Have you ever noticed that most “Christians” seem to really be Hindu, or maybe even Buddhists? They may not call themselves such, but behind the label they give themselves is a belief system that says otherwise. I began thinking about this (again) after reading a post at Kyle, a blog bud in Vancouver’s, place.
What is this belief that Christians and Hindus (and Buddhists, and Taoists, and Muslims, and Jews) all share alike? It is Karma. “Do good, do good, do good.” You might refer to it as the “moral law”. You know what I mean, the idea that “what goes around comes around”. If you’re a Christian, you may find yourself snipping, “I don’t think that, that’s ridiculous” or something of the sort. But wait, isn’t that line of thinking essential to “Christian” thought? Of course it is. If you do the right thing, i.e. “accept Christ”, you “get into Heaven”. If you do the wrong thing, not “accept Christ”, you burn in “Hell”. Cause and Effect. Karma.
So what separates “Christianity” from any other religion? Perhaps the more accurate question would be, “what is supposed to separate Christianity from any other world religion?” How can “Christians” say that, “God is love”, yet say that if you mess up He’ll condemn you to Hell? How could an unconditionally loving God divvy out blessings and curses based on the “right” or “wrong” choices a person may make? What if they made that/those choices out of ignorance?
Christians do say they believe something different than “other” religions, but the doctrine is the same in the end, don’t you think?

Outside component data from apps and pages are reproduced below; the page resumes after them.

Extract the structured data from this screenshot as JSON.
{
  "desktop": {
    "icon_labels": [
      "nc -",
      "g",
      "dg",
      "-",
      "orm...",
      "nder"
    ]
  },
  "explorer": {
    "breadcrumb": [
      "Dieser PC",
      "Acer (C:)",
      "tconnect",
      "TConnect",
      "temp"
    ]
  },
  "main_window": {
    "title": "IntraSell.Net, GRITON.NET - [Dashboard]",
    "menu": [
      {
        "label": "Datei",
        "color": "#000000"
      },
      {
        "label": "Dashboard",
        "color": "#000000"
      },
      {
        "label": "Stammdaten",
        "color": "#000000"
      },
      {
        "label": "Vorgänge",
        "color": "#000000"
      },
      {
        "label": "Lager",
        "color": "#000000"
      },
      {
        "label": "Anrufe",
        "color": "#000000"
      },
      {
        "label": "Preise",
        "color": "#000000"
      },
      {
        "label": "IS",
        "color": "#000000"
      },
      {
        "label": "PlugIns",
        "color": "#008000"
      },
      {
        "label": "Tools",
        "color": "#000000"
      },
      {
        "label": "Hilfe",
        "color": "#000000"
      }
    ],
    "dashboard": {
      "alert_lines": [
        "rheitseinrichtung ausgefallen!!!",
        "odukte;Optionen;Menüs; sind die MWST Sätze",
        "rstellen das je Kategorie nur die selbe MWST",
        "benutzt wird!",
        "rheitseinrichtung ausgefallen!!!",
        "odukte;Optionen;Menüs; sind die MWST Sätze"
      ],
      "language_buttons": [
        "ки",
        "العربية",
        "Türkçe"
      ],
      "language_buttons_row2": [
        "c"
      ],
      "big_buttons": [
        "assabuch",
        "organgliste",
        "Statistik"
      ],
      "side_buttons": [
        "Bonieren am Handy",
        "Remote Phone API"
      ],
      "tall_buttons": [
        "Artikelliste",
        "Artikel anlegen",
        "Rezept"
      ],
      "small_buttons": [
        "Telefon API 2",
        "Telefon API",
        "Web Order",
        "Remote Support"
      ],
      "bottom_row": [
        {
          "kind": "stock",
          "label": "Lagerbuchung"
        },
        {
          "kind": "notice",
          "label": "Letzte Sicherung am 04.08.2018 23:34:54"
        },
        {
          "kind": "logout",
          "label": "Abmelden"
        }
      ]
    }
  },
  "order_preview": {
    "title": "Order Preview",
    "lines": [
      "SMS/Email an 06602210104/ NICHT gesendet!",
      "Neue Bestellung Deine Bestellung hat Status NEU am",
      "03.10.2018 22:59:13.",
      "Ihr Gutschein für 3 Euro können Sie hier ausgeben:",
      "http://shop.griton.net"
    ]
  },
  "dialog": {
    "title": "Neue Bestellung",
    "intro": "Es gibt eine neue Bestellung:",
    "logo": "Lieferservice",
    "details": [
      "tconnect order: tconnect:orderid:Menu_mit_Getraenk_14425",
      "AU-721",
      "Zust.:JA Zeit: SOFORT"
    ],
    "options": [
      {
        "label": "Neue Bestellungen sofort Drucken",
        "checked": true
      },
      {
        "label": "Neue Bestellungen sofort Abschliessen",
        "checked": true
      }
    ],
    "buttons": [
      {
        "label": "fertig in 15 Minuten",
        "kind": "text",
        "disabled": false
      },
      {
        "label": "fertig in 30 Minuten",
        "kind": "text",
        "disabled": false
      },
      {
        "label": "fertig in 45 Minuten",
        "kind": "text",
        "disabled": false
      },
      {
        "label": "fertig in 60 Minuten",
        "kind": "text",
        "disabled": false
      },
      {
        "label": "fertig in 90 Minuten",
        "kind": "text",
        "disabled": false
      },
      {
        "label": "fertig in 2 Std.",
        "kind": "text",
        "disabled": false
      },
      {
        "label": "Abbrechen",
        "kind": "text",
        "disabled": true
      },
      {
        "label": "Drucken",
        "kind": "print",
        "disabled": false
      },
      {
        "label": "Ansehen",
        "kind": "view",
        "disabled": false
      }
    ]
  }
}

They say that God is love and He loves everyone unconditionally, but in the end, it’s still Karma. Does that duality bother anybody?